3.60 Finally, the OECD specifically recommends countries adopt an interest limitation rule in its Report on BEPS Action 4. While the OECD recommends an earnings-based rule (such as one based on EBITDA) rather than an asset-based rule with an interest rate cap, one of the reasons the OECD favoured the approach is because it largely neutralises the effect of highly priced debt. However, as discussed above, we consider that our proposed approach of maintaining an asset-based rule combined with an interest rate cap is a better course of action. Like an EBITDA-based rule, it largely neutralises highly priced debt, but in a more consistent and predictable manner. On this basis we consider that our proposed thin capitalisation regime coupled with the interest rate cap is consistent with international practice and the OECD’s recommendations.
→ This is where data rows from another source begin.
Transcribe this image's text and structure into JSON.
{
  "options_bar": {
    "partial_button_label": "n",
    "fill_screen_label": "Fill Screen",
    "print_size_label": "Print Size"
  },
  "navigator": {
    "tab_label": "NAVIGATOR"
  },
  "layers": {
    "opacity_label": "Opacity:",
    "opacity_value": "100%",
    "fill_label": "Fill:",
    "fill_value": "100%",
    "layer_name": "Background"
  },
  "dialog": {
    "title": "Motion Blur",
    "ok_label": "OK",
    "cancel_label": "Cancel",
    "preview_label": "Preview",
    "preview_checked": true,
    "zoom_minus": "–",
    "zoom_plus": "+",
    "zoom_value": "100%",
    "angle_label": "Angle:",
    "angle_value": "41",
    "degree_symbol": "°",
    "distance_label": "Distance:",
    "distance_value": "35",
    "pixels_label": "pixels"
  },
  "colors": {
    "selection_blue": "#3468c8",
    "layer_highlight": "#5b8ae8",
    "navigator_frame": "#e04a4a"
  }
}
13 As in Australia, the overall level of deductible debt would continue to be determined under the thin capitalisation rules. Transfer pricing would be used to determine the level of debt solely for calculating the borrower’s credit worthiness.